We have always had to focus on time, costs and emissions.
Stricter environmental legislation such as the International Maritime Organization’s (IMO’s) Marpol Annex VI sets clear rules on the levels of carbon dioxide, sulphur, and nitrogen oxide emissions from the shipping industry.
These rules, which are becoming increasingly tougher, show the industry’s dedication to environmental issues, but they also place a heavy financial burden on shipping companies and supply chains.
“Meeting these strict new emissions targets means adapting our vessels and operations, and investing in new ‘greener’ technology,” explains Kai Kraass, Chief Operating Officer of Ocean Services for Wallenius Wilhelmsen Logistics (WWL). “Shipping companies that are not prepared to comply will pay a heavy price, and unfortunately so will their customers and consumers.”
For over a decade WWL has had a proactive environmental policy in place which has positioned the company well for this tough new regulatory framework. Initiatives such as low-sulphur content in fuel and ballast water control systems have made WWL an environmental forerunner in its industry. New technology like weather routing also plays a role in reducing emissions.

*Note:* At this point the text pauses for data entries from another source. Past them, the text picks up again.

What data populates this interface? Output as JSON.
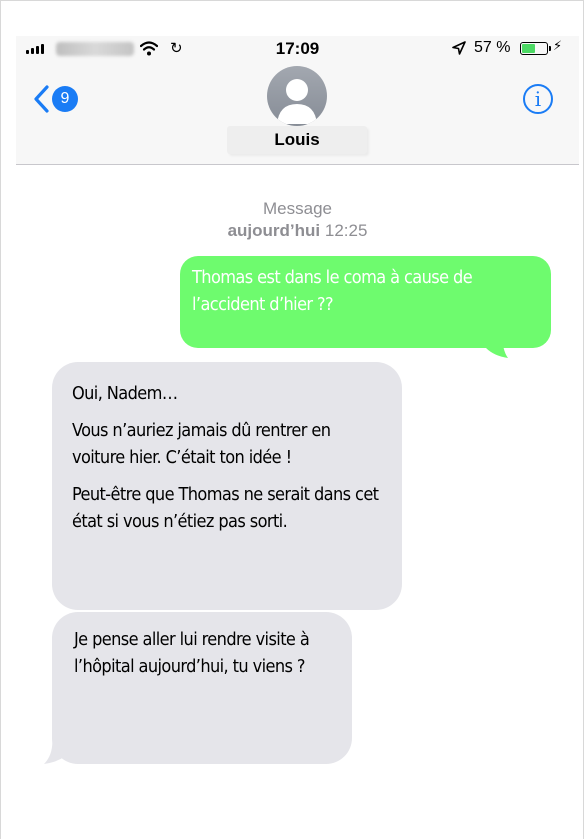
{
  "status_bar": {
    "time": "17:09",
    "battery_percent": "57 %",
    "battery_level": 0.57
  },
  "header": {
    "back_count": "9",
    "contact_name": "Louis",
    "info_label": "i"
  },
  "thread": {
    "service_label": "Message",
    "date_label": "aujourd’hui",
    "time_label": "12:25"
  },
  "messages": [
    {
      "direction": "outgoing",
      "text": "Thomas est dans le coma à cause de l’accident d’hier ??"
    },
    {
      "direction": "incoming",
      "paragraphs": [
        "Oui, Nadem…",
        "Vous n’auriez jamais dû rentrer en voiture hier. C’était ton idée !",
        "Peut-être que Thomas ne serait dans cet état si vous n’étiez pas sorti."
      ]
    },
    {
      "direction": "incoming",
      "text": "Je pense aller lui rendre visite à l’hôpital aujourd’hui, tu viens ?"
    }
  ],
  "colors": {
    "outgoing_bubble": "#6efb6e",
    "incoming_bubble": "#e5e5ea",
    "accent": "#1a7cf5"
  }
}
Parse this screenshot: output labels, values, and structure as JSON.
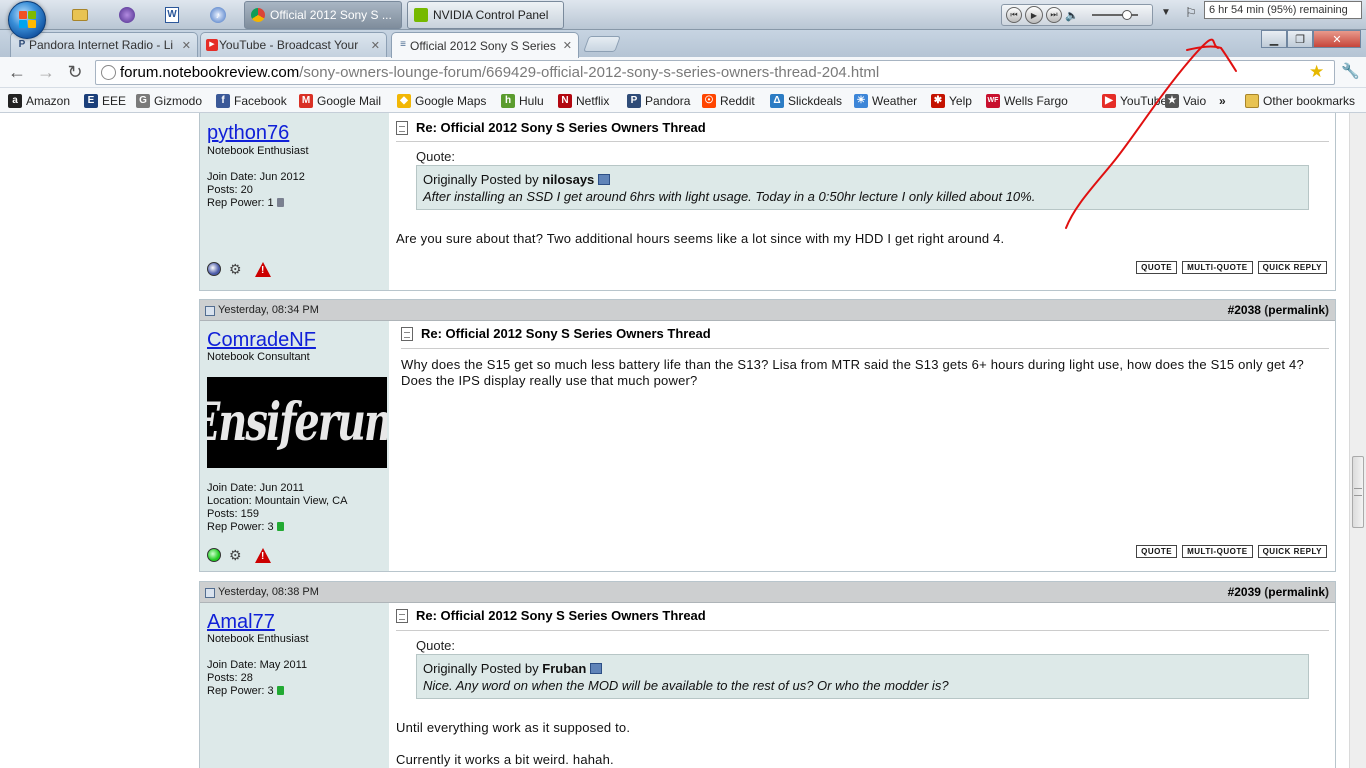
{
  "taskbar": {
    "tasks": [
      {
        "label": "Official 2012 Sony S ...",
        "active": true
      },
      {
        "label": "NVIDIA Control Panel",
        "active": false
      }
    ],
    "battery_tooltip": "6 hr 54 min (95%) remaining"
  },
  "browser": {
    "tabs": [
      {
        "label": "Pandora Internet Radio - Li",
        "icon": "P"
      },
      {
        "label": "YouTube - Broadcast Your",
        "icon": "▶"
      },
      {
        "label": "Official 2012 Sony S Series",
        "icon": "≡"
      }
    ],
    "url_host": "forum.notebookreview.com",
    "url_path": "/sony-owners-lounge-forum/669429-official-2012-sony-s-series-owners-thread-204.html"
  },
  "bookmarks": {
    "items": [
      {
        "label": "Amazon",
        "icon": "a",
        "color": "#222222"
      },
      {
        "label": "EEE",
        "icon": "E",
        "color": "#1b3f7a"
      },
      {
        "label": "Gizmodo",
        "icon": "G",
        "color": "#7a7a7a"
      },
      {
        "label": "Facebook",
        "icon": "f",
        "color": "#3b5998"
      },
      {
        "label": "Google Mail",
        "icon": "M",
        "color": "#d93025"
      },
      {
        "label": "Google Maps",
        "icon": "◆",
        "color": "#f2b705"
      },
      {
        "label": "Hulu",
        "icon": "h",
        "color": "#5b9c2e"
      },
      {
        "label": "Netflix",
        "icon": "N",
        "color": "#b20710"
      },
      {
        "label": "Pandora",
        "icon": "P",
        "color": "#2f4c78"
      },
      {
        "label": "Reddit",
        "icon": "☉",
        "color": "#ff4500"
      },
      {
        "label": "Slickdeals",
        "icon": "Δ",
        "color": "#2c7cc4"
      },
      {
        "label": "Weather",
        "icon": "☀",
        "color": "#3d86d8"
      },
      {
        "label": "Yelp",
        "icon": "✱",
        "color": "#c41200"
      },
      {
        "label": "Wells Fargo",
        "icon": "WF",
        "color": "#c8102e"
      },
      {
        "label": "YouTube",
        "icon": "▶",
        "color": "#e52d27"
      },
      {
        "label": "Vaio",
        "icon": "★",
        "color": "#555555"
      }
    ],
    "more": "»",
    "other": "Other bookmarks"
  },
  "posts": [
    {
      "date": "",
      "number": "",
      "username": "python76",
      "user_title": "Notebook Enthusiast",
      "info": "Join Date: Jun 2012\nPosts: 20\nRep Power: 1",
      "rep_color": "#7a8090",
      "status_color": "#4a5aa8",
      "title": "Re: Official 2012 Sony S Series Owners Thread",
      "quote_label": "Quote:",
      "quote_by": "Originally Posted by",
      "quote_author": "nilosays",
      "quote_text": "After installing an SSD I get around 6hrs with light usage. Today in a 0:50hr lecture I only killed about 10%.",
      "text": "Are you sure about that? Two additional hours seems like a lot since with my HDD I get right around 4.",
      "buttons": [
        "QUOTE",
        "MULTI-QUOTE",
        "QUICK REPLY"
      ]
    },
    {
      "date": "Yesterday, 08:34 PM",
      "number": "#2038",
      "permalink": "permalink",
      "username": "ComradeNF",
      "user_title": "Notebook Consultant",
      "avatar_text": "Ensiferum",
      "info": "Join Date: Jun 2011\nLocation: Mountain View, CA\nPosts: 159\nRep Power: 3",
      "rep_color": "#22aa33",
      "status_color": "#22cc22",
      "title": "Re: Official 2012 Sony S Series Owners Thread",
      "text": "Why does the S15 get so much less battery life than the S13? Lisa from MTR said the S13 gets 6+ hours during light use, how does the S15 only get 4? Does the IPS display really use that much power?",
      "buttons": [
        "QUOTE",
        "MULTI-QUOTE",
        "QUICK REPLY"
      ]
    },
    {
      "date": "Yesterday, 08:38 PM",
      "number": "#2039",
      "permalink": "permalink",
      "username": "Amal77",
      "user_title": "Notebook Enthusiast",
      "info": "Join Date: May 2011\nPosts: 28\nRep Power: 3",
      "rep_color": "#22aa33",
      "title": "Re: Official 2012 Sony S Series Owners Thread",
      "quote_label": "Quote:",
      "quote_by": "Originally Posted by",
      "quote_author": "Fruban",
      "quote_text": "Nice. Any word on when the MOD will be available to the rest of us? Or who the modder is?",
      "text": "Until everything work as it supposed to.",
      "text2": "Currently it works a bit weird. hahah."
    }
  ],
  "colors": {
    "link": "#1020d8",
    "sidebar_bg": "#dde9e9",
    "annotation_red": "#e01010"
  }
}
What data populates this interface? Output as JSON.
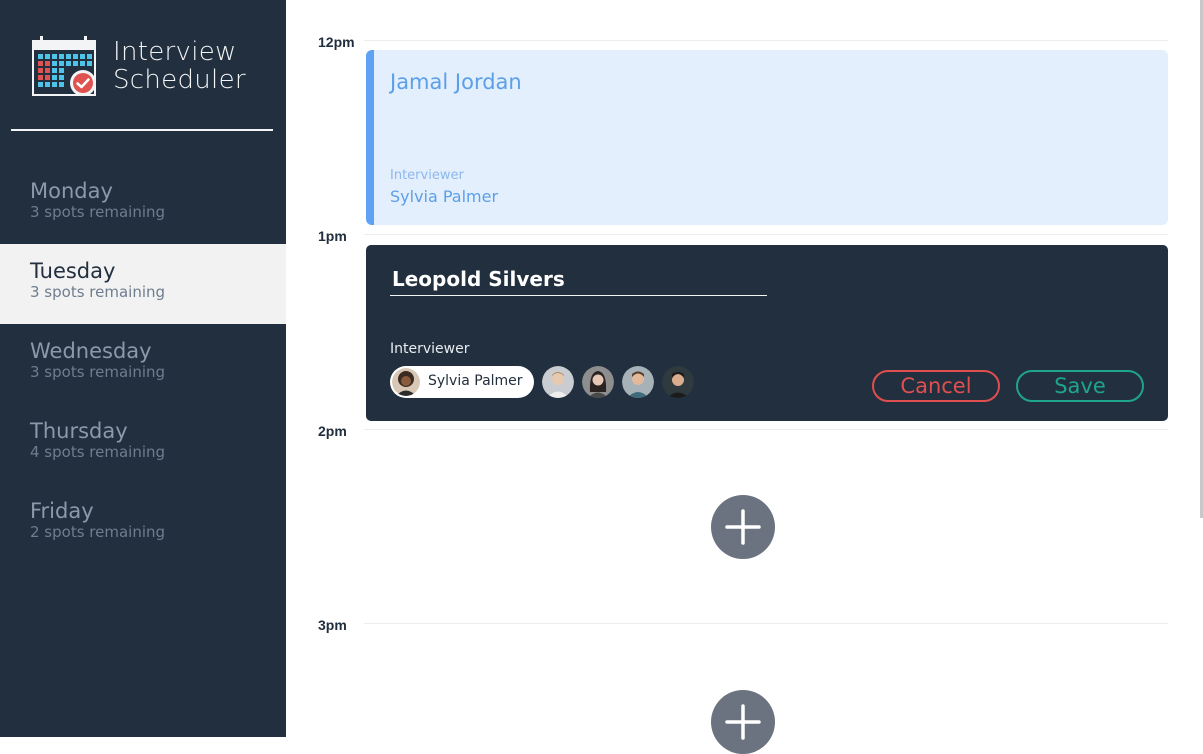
{
  "app": {
    "title_line1": "Interview",
    "title_line2": "Scheduler"
  },
  "sidebar": {
    "days": [
      {
        "name": "Monday",
        "spots": "3 spots remaining"
      },
      {
        "name": "Tuesday",
        "spots": "3 spots remaining",
        "selected": true
      },
      {
        "name": "Wednesday",
        "spots": "3 spots remaining"
      },
      {
        "name": "Thursday",
        "spots": "4 spots remaining"
      },
      {
        "name": "Friday",
        "spots": "2 spots remaining"
      }
    ]
  },
  "schedule": {
    "times": [
      "12pm",
      "1pm",
      "2pm",
      "3pm"
    ],
    "show": {
      "student": "Jamal Jordan",
      "interviewer_label": "Interviewer",
      "interviewer_name": "Sylvia Palmer"
    },
    "form": {
      "student_value": "Leopold Silvers",
      "interviewer_label": "Interviewer",
      "selected_interviewer": "Sylvia Palmer",
      "other_interviewers": [
        "interviewer-2-avatar",
        "interviewer-3-avatar",
        "interviewer-4-avatar",
        "interviewer-5-avatar"
      ],
      "cancel_label": "Cancel",
      "save_label": "Save"
    },
    "add_icon": "plus-icon"
  },
  "colors": {
    "sidebar_bg": "#222f3e",
    "show_bg": "#e3effd",
    "show_accent": "#5fa2f5",
    "cancel": "#e04f4f",
    "save": "#1fa58a",
    "add_button": "#6b7380"
  }
}
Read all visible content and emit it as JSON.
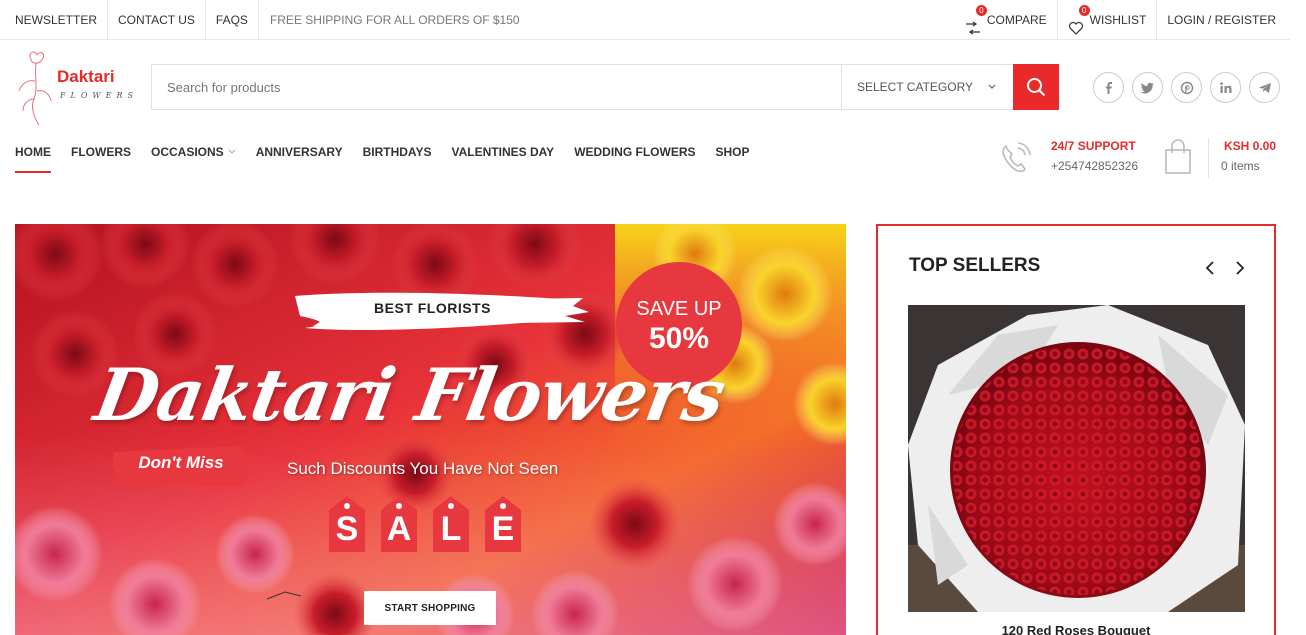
{
  "topbar": {
    "links": [
      "NEWSLETTER",
      "CONTACT US",
      "FAQS"
    ],
    "shipping": "FREE SHIPPING FOR ALL ORDERS OF $150",
    "compare_label": "COMPARE",
    "compare_count": "0",
    "wishlist_label": "WISHLIST",
    "wishlist_count": "0",
    "login_label": "LOGIN / REGISTER"
  },
  "logo": {
    "brand": "Daktari",
    "sub": "FLOWERS"
  },
  "search": {
    "placeholder": "Search for products",
    "category": "SELECT CATEGORY"
  },
  "socials": [
    "facebook-icon",
    "twitter-icon",
    "pinterest-icon",
    "linkedin-icon",
    "telegram-icon"
  ],
  "nav": {
    "items": [
      "HOME",
      "FLOWERS",
      "OCCASIONS",
      "ANNIVERSARY",
      "BIRTHDAYS",
      "VALENTINES DAY",
      "WEDDING FLOWERS",
      "SHOP"
    ],
    "active": "HOME"
  },
  "support": {
    "title": "24/7 SUPPORT",
    "phone": "+254742852326"
  },
  "cart": {
    "total": "KSH 0.00",
    "items": "0 items"
  },
  "hero": {
    "best": "BEST FLORISTS",
    "save_up": "SAVE UP",
    "save_pct": "50%",
    "script": "Daktari Flowers",
    "dont_miss": "Don't Miss",
    "tagline": "Such Discounts You Have Not Seen",
    "sale_letters": [
      "S",
      "A",
      "L",
      "E"
    ],
    "button": "START SHOPPING"
  },
  "sellers": {
    "title": "TOP SELLERS",
    "product_name": "120 Red Roses Bouquet"
  },
  "colors": {
    "accent": "#e52c2c",
    "text": "#333333"
  }
}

“It provides our captains with information and offers proactive route options so they can avoid bad weather in time and use the wind to their advantage, meaning quicker and safer journeys,” says Kraass.
“WWL has been acquiring knowledge and making investments over the years that give us a real leg up,” he adds.
Yet he remains realistic. “New regulations will, unfortunately, increase operational costs in our industry and make ocean transportation more expensive. However, we are well positioned with modern ships, our factory-to-dealer concept and environmental commitment and will keep looking for new solutions to reduce the overall impact.”
As proof, Kraass points to WWL’s Supply Chain Optimisation Model, a tool his team has already used successfully to identify both CO2 and cost reductions for a global automaker’s outbound supply chain. His team is also currently developing “green trade lanes,” an innovative approach that would combine environmental benefits and significant cost reductions.
“We have always had to focus on time, costs and emissions,” he emphasises. “People often think that costs and emissions are incompatible but in fact you can bring both down together if you allow more time.”
Kraass compares the current pressure on shipping companies to reduce their emissions to similar pressures which vehicle manufacturers have faced. “We have to get the best out of three parameters - cost, speed and emissions – focusing more heavily on a reduced carbon footprint,” he says.
“At the end of the day, he adds, “We are all sitting in the same boat here and we are dependent on each other. Together with our customers we have a great opportunity to design and implement a low emissions and flexible supply chain.”
Updates to Marpol Annex VI:
- August 1, 2012: a North American Emission Control Area (ECA) will be formed 200 nautical miles off the US and Canadian coastline, making this the third ECA after the North Sea and Baltic Sea.
- Jan 1, 2013: A global mechanism to place a cost on CO2 emissions is expected to be in place. Current scenarios suggest that companies may have to pay between USD 30 and USD 135 per tonne of fuel used.
- Jan 1, 2015: Vessels operating in the ECAs must reduce sulphur content in their fuel to 0.1%, increasing the cost of fuel used in ECAs by USD 150-200 per tonne.